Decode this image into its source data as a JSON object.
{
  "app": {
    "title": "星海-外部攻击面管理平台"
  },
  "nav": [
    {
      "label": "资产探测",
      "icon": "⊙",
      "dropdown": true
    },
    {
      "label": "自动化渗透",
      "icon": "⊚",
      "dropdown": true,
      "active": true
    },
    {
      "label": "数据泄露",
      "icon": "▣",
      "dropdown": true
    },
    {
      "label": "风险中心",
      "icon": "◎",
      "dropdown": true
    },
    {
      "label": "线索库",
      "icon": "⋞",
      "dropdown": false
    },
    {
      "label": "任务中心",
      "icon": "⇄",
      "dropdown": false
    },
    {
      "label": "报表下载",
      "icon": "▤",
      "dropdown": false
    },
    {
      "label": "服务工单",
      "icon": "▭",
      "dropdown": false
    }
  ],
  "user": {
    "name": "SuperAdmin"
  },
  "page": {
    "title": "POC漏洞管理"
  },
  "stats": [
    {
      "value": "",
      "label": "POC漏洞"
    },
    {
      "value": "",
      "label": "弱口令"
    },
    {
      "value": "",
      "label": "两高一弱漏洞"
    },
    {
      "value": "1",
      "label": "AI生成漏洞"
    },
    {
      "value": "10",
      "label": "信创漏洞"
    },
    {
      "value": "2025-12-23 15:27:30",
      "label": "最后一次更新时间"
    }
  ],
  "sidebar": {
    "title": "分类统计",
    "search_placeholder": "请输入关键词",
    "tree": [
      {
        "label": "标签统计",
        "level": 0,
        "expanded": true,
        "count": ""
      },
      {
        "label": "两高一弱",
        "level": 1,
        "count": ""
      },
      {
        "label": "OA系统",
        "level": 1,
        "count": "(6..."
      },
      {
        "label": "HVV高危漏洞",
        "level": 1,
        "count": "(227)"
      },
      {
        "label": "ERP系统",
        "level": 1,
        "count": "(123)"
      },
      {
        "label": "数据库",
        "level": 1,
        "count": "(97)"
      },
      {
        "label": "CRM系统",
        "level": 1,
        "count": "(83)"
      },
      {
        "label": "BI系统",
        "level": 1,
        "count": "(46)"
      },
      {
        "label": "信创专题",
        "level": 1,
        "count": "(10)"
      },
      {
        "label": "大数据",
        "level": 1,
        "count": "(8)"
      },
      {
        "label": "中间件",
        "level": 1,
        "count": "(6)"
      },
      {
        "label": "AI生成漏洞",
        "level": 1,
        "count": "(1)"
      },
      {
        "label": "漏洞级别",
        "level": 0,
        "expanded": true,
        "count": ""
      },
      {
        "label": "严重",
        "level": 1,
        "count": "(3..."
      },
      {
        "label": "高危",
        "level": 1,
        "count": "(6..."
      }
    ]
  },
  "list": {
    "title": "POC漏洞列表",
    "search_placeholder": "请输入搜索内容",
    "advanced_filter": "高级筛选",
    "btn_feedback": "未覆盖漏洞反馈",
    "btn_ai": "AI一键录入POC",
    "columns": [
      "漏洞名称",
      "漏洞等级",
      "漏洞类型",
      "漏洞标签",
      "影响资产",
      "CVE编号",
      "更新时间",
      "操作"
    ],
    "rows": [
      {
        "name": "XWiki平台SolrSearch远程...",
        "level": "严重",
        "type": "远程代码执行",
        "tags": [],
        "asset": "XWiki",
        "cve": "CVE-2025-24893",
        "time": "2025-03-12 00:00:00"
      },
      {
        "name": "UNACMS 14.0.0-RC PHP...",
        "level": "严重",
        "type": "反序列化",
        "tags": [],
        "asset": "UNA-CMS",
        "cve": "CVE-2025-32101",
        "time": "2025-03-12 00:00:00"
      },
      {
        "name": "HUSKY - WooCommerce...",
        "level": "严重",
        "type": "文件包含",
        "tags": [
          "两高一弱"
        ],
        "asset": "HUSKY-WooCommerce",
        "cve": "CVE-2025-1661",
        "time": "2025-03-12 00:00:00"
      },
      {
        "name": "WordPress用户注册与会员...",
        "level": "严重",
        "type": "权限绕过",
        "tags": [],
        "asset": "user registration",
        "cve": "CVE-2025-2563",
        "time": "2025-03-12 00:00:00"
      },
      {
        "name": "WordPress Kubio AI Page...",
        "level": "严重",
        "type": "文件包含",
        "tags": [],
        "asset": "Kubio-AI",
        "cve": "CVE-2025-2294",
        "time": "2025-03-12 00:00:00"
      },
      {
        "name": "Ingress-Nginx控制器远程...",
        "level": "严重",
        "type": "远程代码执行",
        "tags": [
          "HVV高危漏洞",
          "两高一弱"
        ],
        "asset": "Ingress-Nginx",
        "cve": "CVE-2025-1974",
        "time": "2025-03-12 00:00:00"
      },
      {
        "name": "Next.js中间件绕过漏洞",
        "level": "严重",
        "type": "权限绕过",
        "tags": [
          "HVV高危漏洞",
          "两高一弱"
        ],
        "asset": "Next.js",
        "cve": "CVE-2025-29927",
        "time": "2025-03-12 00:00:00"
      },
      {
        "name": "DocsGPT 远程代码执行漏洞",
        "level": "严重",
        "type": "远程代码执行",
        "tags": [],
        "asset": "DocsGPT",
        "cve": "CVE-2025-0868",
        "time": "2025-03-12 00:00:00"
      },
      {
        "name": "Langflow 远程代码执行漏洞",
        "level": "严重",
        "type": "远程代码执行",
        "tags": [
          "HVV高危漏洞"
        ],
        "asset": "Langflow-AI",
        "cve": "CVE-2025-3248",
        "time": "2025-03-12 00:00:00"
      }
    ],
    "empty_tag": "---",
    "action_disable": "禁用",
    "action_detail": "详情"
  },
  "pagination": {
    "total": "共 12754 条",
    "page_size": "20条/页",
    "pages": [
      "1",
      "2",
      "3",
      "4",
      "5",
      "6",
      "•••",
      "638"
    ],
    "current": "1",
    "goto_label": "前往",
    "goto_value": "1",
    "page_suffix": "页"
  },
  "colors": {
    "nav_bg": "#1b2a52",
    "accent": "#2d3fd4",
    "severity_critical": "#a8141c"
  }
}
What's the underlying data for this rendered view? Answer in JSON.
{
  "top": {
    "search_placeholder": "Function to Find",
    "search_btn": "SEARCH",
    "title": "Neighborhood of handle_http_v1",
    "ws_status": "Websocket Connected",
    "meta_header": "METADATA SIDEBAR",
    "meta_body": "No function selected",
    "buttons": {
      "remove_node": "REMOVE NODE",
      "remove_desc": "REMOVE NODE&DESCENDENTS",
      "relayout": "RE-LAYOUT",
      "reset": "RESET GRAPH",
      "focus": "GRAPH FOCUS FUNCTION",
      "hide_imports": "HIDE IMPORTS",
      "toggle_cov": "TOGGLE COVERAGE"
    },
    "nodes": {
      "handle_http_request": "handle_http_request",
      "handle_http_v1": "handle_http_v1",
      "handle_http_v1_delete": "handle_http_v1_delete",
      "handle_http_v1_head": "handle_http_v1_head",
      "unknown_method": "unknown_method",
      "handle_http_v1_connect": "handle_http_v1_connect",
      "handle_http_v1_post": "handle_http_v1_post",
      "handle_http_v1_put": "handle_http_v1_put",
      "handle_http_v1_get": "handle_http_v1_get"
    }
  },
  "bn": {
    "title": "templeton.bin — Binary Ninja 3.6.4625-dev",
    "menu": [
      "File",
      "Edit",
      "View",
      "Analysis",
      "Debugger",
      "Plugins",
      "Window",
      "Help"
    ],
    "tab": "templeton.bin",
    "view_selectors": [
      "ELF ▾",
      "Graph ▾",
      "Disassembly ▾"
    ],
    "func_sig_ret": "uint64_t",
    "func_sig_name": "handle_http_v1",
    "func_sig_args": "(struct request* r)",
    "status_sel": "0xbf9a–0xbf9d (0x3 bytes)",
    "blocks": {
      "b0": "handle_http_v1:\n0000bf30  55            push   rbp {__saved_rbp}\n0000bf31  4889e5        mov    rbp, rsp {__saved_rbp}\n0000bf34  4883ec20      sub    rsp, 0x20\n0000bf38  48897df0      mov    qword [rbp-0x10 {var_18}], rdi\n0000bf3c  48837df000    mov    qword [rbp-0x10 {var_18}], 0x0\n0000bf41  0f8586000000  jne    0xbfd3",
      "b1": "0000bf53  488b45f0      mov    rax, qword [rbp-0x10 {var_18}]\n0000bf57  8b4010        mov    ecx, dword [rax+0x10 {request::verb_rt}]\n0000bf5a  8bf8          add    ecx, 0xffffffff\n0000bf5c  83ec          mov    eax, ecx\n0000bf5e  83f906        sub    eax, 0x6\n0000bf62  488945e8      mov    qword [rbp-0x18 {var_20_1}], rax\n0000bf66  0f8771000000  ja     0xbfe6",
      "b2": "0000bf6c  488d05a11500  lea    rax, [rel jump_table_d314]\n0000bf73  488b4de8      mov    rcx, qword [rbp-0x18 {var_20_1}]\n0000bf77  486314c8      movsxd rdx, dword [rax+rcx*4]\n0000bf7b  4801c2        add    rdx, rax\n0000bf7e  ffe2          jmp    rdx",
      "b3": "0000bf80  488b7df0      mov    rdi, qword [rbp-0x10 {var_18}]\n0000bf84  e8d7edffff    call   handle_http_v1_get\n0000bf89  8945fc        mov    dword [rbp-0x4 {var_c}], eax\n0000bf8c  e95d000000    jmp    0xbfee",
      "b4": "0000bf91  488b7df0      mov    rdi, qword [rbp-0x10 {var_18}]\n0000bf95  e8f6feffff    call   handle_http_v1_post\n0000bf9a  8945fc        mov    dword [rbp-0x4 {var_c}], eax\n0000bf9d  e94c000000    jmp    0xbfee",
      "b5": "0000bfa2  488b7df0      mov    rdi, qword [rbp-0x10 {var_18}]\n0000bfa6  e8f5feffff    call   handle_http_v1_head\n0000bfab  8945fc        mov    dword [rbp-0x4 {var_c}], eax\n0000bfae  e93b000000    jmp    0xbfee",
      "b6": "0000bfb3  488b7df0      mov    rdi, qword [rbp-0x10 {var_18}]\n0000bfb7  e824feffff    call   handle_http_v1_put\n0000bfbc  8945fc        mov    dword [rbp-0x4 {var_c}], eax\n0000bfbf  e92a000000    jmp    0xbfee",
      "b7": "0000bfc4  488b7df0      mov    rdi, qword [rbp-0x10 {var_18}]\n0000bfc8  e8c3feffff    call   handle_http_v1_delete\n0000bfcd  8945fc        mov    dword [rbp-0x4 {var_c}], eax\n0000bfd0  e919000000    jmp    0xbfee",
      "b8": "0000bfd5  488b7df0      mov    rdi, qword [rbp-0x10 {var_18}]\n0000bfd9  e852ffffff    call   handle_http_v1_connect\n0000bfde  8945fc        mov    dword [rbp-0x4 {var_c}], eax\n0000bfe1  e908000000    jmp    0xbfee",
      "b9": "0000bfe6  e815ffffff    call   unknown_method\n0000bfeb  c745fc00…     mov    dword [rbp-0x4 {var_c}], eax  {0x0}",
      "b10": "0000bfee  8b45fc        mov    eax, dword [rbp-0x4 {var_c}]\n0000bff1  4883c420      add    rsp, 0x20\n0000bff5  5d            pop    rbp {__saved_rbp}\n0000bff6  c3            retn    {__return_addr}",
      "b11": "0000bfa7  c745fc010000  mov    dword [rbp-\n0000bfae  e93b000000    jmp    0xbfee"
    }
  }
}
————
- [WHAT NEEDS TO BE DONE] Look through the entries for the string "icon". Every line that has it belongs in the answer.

- [ANSWER]
      "icon": "⊙",
      "icon": "⊚",
      "icon": "▣",
      "icon": "◎",
      "icon": "⋞",
      "icon": "⇄",
      "icon": "▤",
      "icon": "▭",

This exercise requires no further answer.